PHOTOGRAPHING A THIN SECTION OF CANTERA STONE WITH A MICROSCOPE.
Stones are motionless. In order to make a movie Wim van Egmond made use of polarisation microscopy.
With crossed polarisation filters above and below the stone sample, certain minerals light up in different
colours. By rotating the samples and the camera at the same angle the colours shift. The technique of
polarisation has been used since the early 19th century to study rock minerals.
Still images were made with a very high resolution by making panoramic composites. This way it is possible to make large format prints with a high magnification and an extreme resolution.
ABOUT WIM VAN EGMOND
Science has always fascinated Wim and his work has a certain affinity with it. Photography is an unusual
mixture of technique and perception: the camera acts as a surrogate eye, a mechanical observation device
that enables us to capture an image.
He is particularly interested in those areas where photography deviates from human perception. This
is one of the reasons why he made a study of optical techniques that can be used to increase the scope
of our perception. He has specialised in photography through the microscope and in stereoscopy and a
combination of both. The past years he has started filming and making time lapse movies.
He works primarily as an independent artist, but because his work brings together both art and science,

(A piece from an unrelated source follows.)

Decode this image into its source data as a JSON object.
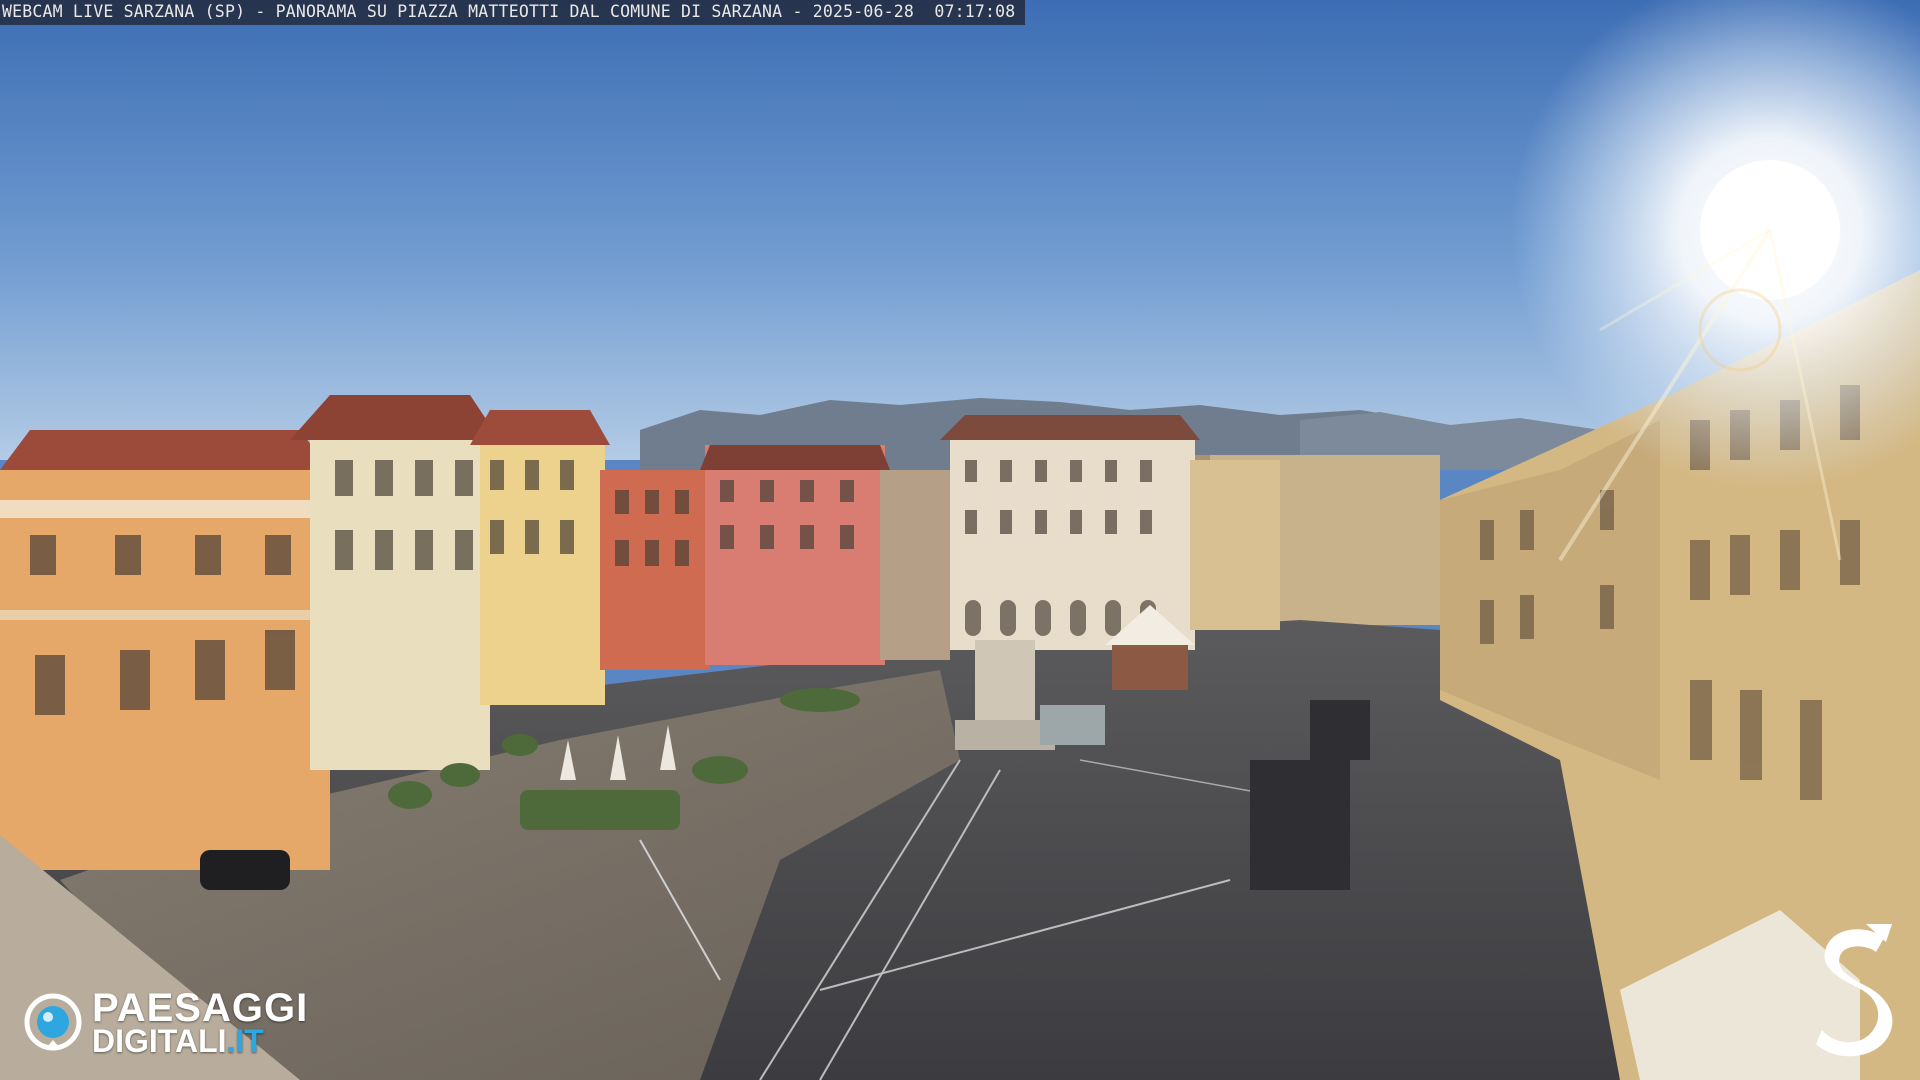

a part of his images and films are being used as scientific illustrations.